At the same time, we recognize that in some states, things will need to change before a 10-year target can be met, be they adapting methodologies, creating new funding strategies, or increasing national political support. On the other hand, barring prolonged armed conflict that limits access to mine-affected areas, there seems no reason why any state could not meet the 10 year mark if it fully embraces the goal.
Some states have already picked up the challenge and run with it. Mozambique, as President Designate of the Third Review Conference, was the first to suggest completion as a theme for the Conference. Strongly supported by the Netherlands and others, it put in its draft Maputo Action Plan that States Parties “strive to… complete implementation of their respective time-bound obligations under the Convention by 2025.” And Mozambique is doing its best to complete its own clearance program by the end of this year. Other states have told us they will indeed come to Maputo with a promise to complete remaining treaty obligations by a specific date.
On the other hand, there have been a few naysayers arguing that a 10-year goal is not feasible.

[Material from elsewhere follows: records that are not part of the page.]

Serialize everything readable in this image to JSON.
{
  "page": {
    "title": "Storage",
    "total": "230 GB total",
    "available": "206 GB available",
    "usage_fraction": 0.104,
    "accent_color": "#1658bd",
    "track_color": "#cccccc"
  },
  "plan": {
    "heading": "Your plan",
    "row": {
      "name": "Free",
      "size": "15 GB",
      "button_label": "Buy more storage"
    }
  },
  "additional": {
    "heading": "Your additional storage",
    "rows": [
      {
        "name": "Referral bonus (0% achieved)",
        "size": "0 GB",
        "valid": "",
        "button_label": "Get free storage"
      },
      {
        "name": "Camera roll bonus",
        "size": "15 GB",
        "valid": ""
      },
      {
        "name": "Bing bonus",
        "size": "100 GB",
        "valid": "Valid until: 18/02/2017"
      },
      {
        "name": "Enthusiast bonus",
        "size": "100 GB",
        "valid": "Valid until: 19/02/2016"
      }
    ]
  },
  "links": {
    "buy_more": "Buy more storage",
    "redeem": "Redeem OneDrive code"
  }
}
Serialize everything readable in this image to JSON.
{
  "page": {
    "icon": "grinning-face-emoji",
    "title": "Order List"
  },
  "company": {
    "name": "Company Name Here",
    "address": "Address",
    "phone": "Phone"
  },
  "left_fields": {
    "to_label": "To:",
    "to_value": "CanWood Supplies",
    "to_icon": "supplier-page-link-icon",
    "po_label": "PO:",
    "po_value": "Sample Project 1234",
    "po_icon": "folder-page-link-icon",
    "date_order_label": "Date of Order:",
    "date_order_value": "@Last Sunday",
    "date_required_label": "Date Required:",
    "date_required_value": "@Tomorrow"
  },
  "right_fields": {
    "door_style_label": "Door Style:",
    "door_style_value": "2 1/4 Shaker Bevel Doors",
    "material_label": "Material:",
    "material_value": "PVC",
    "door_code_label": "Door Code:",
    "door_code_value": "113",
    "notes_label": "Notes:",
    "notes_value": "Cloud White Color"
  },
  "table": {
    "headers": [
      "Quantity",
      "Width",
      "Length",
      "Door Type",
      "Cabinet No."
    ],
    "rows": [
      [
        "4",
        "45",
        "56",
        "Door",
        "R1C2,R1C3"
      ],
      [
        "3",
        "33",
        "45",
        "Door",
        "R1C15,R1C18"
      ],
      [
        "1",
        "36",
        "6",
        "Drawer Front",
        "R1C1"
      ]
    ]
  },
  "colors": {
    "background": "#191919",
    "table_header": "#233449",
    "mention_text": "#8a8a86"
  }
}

Or that it will prevent getting more states to join the treaty. The logic of these arguments escapes me, but the lack of vision is even more difficult to understand. Why not aim as high as possible now, while international political and financial support for the treaty is still relatively strong, and our end goals are finally within sight? Why not encourage all current States Parties to work harder and better so all contaminated land can be released for safe use within 10 years? Why not try to ensure that within a decade states have a sustainable system in place to truly meet the needs and protect the rights of landmine victims? Why not try as hard as humanly possible to ensure there is no more use of antipersonnel mines by anyone, anywhere, in as little time as possible?
Fifteen years after the Mine Ban Treaty came into force, its future path is at a new juncture. Progress on the treaty may plod along, or even slowly decline, leaving communities alone to deal with the consequences of new use or past contamination. Or we can all commit to redouble our efforts in order to finish the job within an ambitious timeframe. We owe it to those who dreamed of a ban 20 years ago to see it through. And we owe it to the landmine survivors, to their families, and to their communities to make the promise of the treaty a reality for all, without waiting any longer.